Husein is not the only one – another Somali shopkeeper in Dunoon, Mohamed Mohamud Osman, said the locals did not like Somalis but still supported their businesses because of their competitive prices.
“Every day’s a fight,” said Osman. “Sometimes they say we have no stability. They say we must go home, but I can’t because there’s problems there.”
A number of non-profit organisations have agreed that not much has changed in the last five years.
While there have not been the widespread attacks of 2008, there have been isolated incidents in the Western Cape.
According to the Consortium for Refugees and Migrants in SA, attacks on foreigners have continued, with national statistics showing that, in 2011, one person a week, on average, was killed, while 100 were seriously injured and over 1 000 were displaced.
Foreigners tended to be targeted during service delivery protests.
Scalabrini Centre outreach manager Sergio Carciotto said that, in 2012, about 200 foreigners had been killed. He said, however, that he suspected some of these incidents might be related to common crime, not only to xenophobia.
Carciotto said civil society organisations had implemented programmes, in an attempt to shift mindsets, but this only made for “a drop in the ocean”.
He said that the perception still existed, particularly among those living in poor communities, that immigrants and refugees were “out to take local jobs” and that there was “a threat of an invasion”.
“If you ask people, they give the same answers as five years ago,” he said. “And, of course, this is not the case.”
Fred Bidani, advocacy manager for the Agency for Refugee Education, Skills Training and Advocacy, said that while there had been a reduction in xenophobic attacks over the last few years this did not mean they had stopped.

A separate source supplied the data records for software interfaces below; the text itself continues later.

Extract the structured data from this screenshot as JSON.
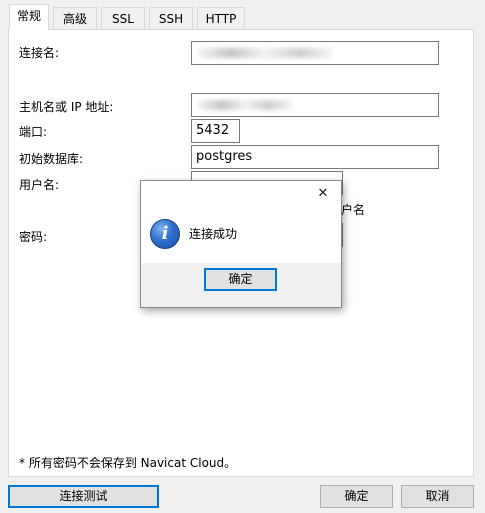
{
  "tabs": [
    {
      "label": "常规"
    },
    {
      "label": "高级"
    },
    {
      "label": "SSL"
    },
    {
      "label": "SSH"
    },
    {
      "label": "HTTP"
    }
  ],
  "form": {
    "connection_name_label": "连接名:",
    "host_label": "主机名或 IP 地址:",
    "port_label": "端口:",
    "port_value": "5432",
    "database_label": "初始数据库:",
    "database_value": "postgres",
    "username_label": "用户名:",
    "partial_label_behind_dialog": "户名",
    "password_label": "密码:"
  },
  "note": "* 所有密码不会保存到 Navicat Cloud。",
  "buttons": {
    "test": "连接测试",
    "ok": "确定",
    "cancel": "取消"
  },
  "dialog": {
    "close_glyph": "✕",
    "message": "连接成功",
    "ok": "确定",
    "info_glyph": "i"
  }
}
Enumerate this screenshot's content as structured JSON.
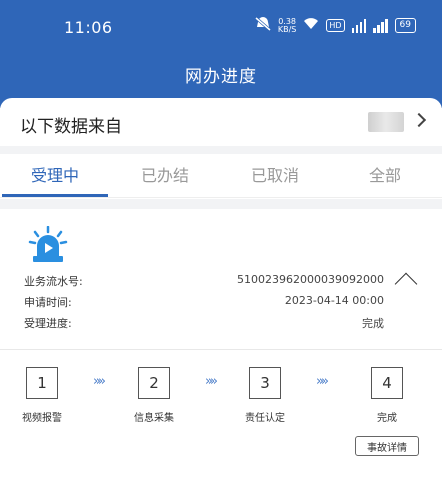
{
  "status_bar": {
    "time": "11:06",
    "speed_value": "0.38",
    "speed_unit": "KB/S",
    "hd_badge": "HD",
    "battery": "69"
  },
  "header": {
    "title": "网办进度"
  },
  "source": {
    "label": "以下数据来自"
  },
  "tabs": [
    {
      "label": "受理中",
      "active": true
    },
    {
      "label": "已办结",
      "active": false
    },
    {
      "label": "已取消",
      "active": false
    },
    {
      "label": "全部",
      "active": false
    }
  ],
  "record": {
    "serial_label": "业务流水号:",
    "serial_value": "510023962000039092000",
    "apply_time_label": "申请时间:",
    "apply_time_value": "2023-04-14 00:00",
    "progress_label": "受理进度:",
    "progress_value": "完成"
  },
  "steps": [
    {
      "number": "1",
      "label": "视频报警"
    },
    {
      "number": "2",
      "label": "信息采集"
    },
    {
      "number": "3",
      "label": "责任认定"
    },
    {
      "number": "4",
      "label": "完成"
    }
  ],
  "arrow_glyph": "»»",
  "detail_button": {
    "label": "事故详情"
  },
  "colors": {
    "primary": "#2f66b8",
    "alarm": "#2a8fe0"
  }
}
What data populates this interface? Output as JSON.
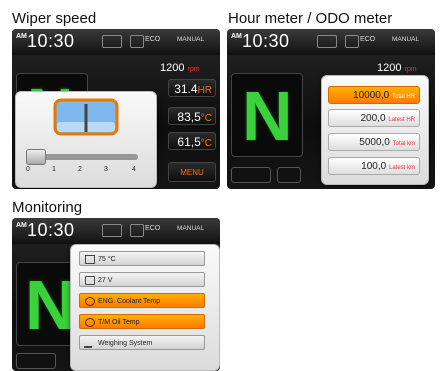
{
  "captions": {
    "wiper": "Wiper speed",
    "hour": "Hour meter / ODO meter",
    "monitor": "Monitoring"
  },
  "status": {
    "ampm": "AM",
    "time": "10:30",
    "eco": "ECO",
    "manual": "MANUAL"
  },
  "gear": "N",
  "wiper": {
    "rpm": "1200",
    "rpm_unit": "rpm",
    "readouts": [
      {
        "value": "31.4",
        "unit": "HR"
      },
      {
        "value": "83,5",
        "unit": "°C"
      },
      {
        "value": "61,5",
        "unit": "°C"
      }
    ],
    "menu": "MENU",
    "scale": [
      "0",
      "1",
      "2",
      "3",
      "4"
    ],
    "speed_level": 0
  },
  "hour": {
    "rpm": "1200",
    "rpm_unit": "rpm",
    "rows": [
      {
        "value": "10000,0",
        "label": "Total HR"
      },
      {
        "value": "200,0",
        "label": "Latest HR"
      },
      {
        "value": "5000,0",
        "label": "Total km"
      },
      {
        "value": "100,0",
        "label": "Latest km"
      }
    ]
  },
  "monitor": {
    "rows": [
      {
        "icon": "gauge-icon",
        "label": "75 °C"
      },
      {
        "icon": "battery-icon",
        "label": "27 V"
      },
      {
        "icon": "coolant-temp-icon",
        "label": "ENG. Coolant Temp"
      },
      {
        "icon": "oil-temp-icon",
        "label": "T/M Oil Temp"
      },
      {
        "icon": "weighing-icon",
        "label": "Weighing System"
      }
    ]
  },
  "colors": {
    "accent": "#ff7a00",
    "gear_green": "#3ad13a"
  }
}
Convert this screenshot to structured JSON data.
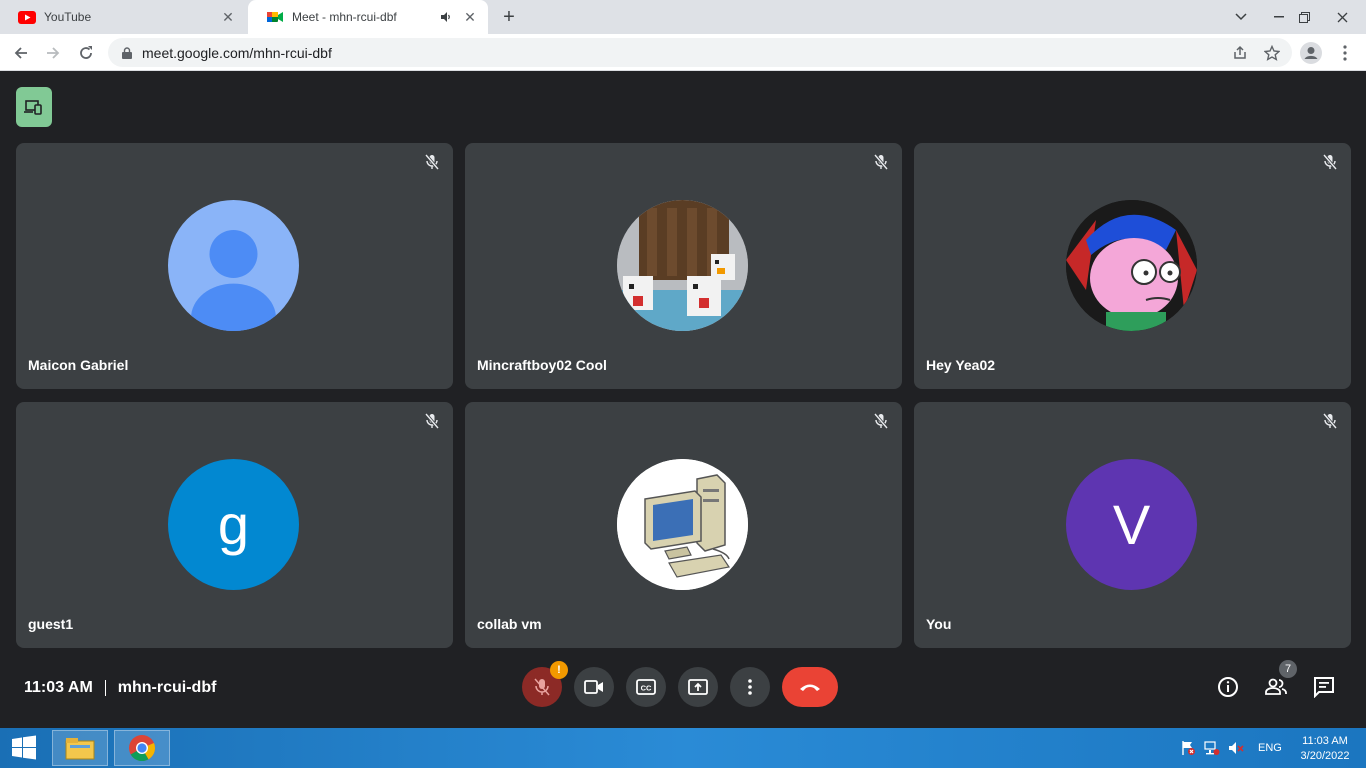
{
  "browser": {
    "tabs": [
      {
        "title": "YouTube",
        "favicon": "youtube-icon",
        "active": false
      },
      {
        "title": "Meet - mhn-rcui-dbf",
        "favicon": "meet-icon",
        "active": true,
        "audio": true
      }
    ],
    "url": "meet.google.com/mhn-rcui-dbf"
  },
  "meet": {
    "participants": [
      {
        "name": "Maicon Gabriel",
        "avatar": "default-person-icon",
        "avatar_color": "#8ab4f8"
      },
      {
        "name": "Mincraftboy02 Cool",
        "avatar": "minecraft-chickens-image"
      },
      {
        "name": "Hey Yea02",
        "avatar": "cartoon-character-image"
      },
      {
        "name": "guest1",
        "avatar_letter": "g",
        "avatar_color": "#0288d1"
      },
      {
        "name": "collab vm",
        "avatar": "computer-clipart-image"
      },
      {
        "name": "You",
        "avatar_letter": "V",
        "avatar_color": "#5e35b1"
      }
    ],
    "time": "11:03 AM",
    "meeting_code": "mhn-rcui-dbf",
    "mic_warning": "!",
    "participant_count": "7"
  },
  "taskbar": {
    "lang": "ENG",
    "time": "11:03 AM",
    "date": "3/20/2022"
  },
  "colors": {
    "hangup": "#ea4335",
    "mic_off": "#8c2a26",
    "badge": "#81c995"
  }
}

He said that while organisations were trying to educate people about diversity, there was “no political will” on the part of the government.
Passop (People Against Suffering, Oppression and Poverty) founder Braam Hanekom blamed xenophobic violence on three factors – that the “mass deportation” of foreigners had recently resumed, trade unions and civil society organisations had not done enough to prevent looting of foreign-owned shops during protests, and there was a “growing narrative of anti-immigrant rhetoric among politicians”.
In February Husein himself experienced a housing protest that teetered on the edge of a violent outbreak.
Dunoon residents had been toyi-toying, threatening to attack foreigners should they not get houses.
Husein had packed up his family and goods, locked up his shop and lived with his brother in Joe Slovo for two weeks while things calmed down.
However, local shopkeeper Vuyani Vantjie said that while locals and foreign shop owners still had their differences, they were trying to understand one another. Both had been subject to robberies and crimes.
Their main contention, however, was prices. Vantjie said he suspected Somali shopkeepers banded together to get goods at lower prices, enabling them to sell them for cheaper.
“We are trying to accommodate the situation,” he said. “We can’t stick to xenophobia and fighting because they also really need the money. It’s how competition works.”
Dunoon ward councillor Lubabalo Makeleni said that while they needed government funding to hold regular meetings and workshops, they had held a few public meetings to iron out issues between local and foreign residents.
A committee had been established to represent foreigners; however, there was “no trust among themselves”, said Makeleni, and it was, therefore, “difficult to get the foreigners to speak with one voice”.
But community meetings have provided little comfort for Husein, who has been robbed at least five times.
During an incident last year, he was shot in the leg.
When he went to the police to report the incident, he said, they had told him to come back the next day. He didn’t bother.